Last week, Governor Jerry Brown signed a little-known bill into law that could allow transit districts like BART to raise substantial amounts of new revenue, and thus avoid labor disputes and strikes in the future. The bill, SB 142, lets transit districts collect assessments on real estate near current and future transit infrastructure. As the Express has previously reported, BART created potentially billions in real estate wealth when the system was originally built, but property owners around the major stations, mostly wealthy San Francisco corporations, didn't contribute any of this windfall back into the public purse.
The good news is that if BART uses this new mechanism to raise revenue the district could add many millions to its coffers. This could alleviate the financial strains on the agency, allowing it to expand the system and pay for operations and maintenance of the current system. These much-needed revenues also would help BART avoid future labor disputes and strikes, and it would take the burden of funding BART off riders and lower income communities. BART would no longer have to rely solely on regressive revenue sources like passenger fares and retail sales taxes.

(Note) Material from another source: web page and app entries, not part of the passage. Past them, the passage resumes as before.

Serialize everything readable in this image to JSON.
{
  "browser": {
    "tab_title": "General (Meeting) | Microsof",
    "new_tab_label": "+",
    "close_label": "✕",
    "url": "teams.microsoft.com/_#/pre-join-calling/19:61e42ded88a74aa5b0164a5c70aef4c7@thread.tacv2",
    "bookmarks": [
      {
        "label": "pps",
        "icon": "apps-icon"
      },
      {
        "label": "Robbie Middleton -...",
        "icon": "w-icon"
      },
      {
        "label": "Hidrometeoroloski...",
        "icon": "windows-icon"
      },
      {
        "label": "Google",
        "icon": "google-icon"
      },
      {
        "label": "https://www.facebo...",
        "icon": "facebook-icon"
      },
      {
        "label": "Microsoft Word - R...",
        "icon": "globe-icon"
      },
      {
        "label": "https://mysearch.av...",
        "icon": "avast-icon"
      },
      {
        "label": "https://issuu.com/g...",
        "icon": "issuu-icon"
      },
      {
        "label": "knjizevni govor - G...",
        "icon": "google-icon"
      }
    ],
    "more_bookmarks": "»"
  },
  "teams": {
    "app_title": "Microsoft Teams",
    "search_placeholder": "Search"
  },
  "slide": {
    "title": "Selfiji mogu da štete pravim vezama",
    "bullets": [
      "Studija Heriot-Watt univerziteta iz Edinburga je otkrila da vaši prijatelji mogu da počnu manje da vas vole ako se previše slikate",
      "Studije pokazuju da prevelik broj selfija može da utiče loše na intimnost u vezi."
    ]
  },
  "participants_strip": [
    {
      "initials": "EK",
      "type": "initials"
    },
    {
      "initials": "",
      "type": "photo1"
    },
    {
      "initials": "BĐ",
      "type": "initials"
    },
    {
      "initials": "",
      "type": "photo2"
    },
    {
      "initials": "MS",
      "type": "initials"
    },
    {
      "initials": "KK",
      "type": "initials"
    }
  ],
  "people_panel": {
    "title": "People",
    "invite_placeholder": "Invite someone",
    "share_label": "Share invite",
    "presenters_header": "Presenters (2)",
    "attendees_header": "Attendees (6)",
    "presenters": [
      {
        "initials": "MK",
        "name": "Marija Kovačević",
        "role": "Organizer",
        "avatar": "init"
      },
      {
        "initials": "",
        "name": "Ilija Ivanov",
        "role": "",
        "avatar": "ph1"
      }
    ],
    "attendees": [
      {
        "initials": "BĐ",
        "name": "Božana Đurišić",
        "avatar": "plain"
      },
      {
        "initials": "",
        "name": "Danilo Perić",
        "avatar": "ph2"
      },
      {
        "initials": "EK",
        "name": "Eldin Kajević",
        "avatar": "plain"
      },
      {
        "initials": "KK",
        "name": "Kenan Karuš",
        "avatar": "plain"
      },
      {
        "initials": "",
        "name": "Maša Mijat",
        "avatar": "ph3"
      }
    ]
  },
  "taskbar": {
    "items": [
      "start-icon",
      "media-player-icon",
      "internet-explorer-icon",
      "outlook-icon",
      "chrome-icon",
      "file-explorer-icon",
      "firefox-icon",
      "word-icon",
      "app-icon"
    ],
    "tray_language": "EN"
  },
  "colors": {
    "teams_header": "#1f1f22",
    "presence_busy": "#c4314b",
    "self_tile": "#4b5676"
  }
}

Furthermore, SB 142 allows transit districts to collect property assessments not only to build new stations, but also to raise funds for maintenance and upgrades of existing stations. That means that BART could raise revenue from property owners around planned future stations, or from around existing stations such as the valuable BART depots along Market Street in downtown San Francisco.
The bad news is that the bill requires property owners to vote in favor of imposing the assessments on themselves before a transit district can collect the funds. SB 142 also bows to antidemocratic rules established in section 53753 of the California Government Code regarding special assessment districts. According to that obscure slice of state law, a transit agency must send ballots to property owners within an assessment district and put the proposed assessment to a vote where money talks the loudest: "the assessment shall not be imposed if the ballots submitted in opposition to the assessment exceed the ballots submitted in favor of the assessment, with ballots weighted according to the proportional financial obligation of the affected property."
In other words, those who own the most valuable property get the most votes. And the wealthier you are, the more your vote counts. Around some BART stations then the question of whether or not property tax owners should give back some of the land value created by BART will rest on the votes of just a handful of major landlords.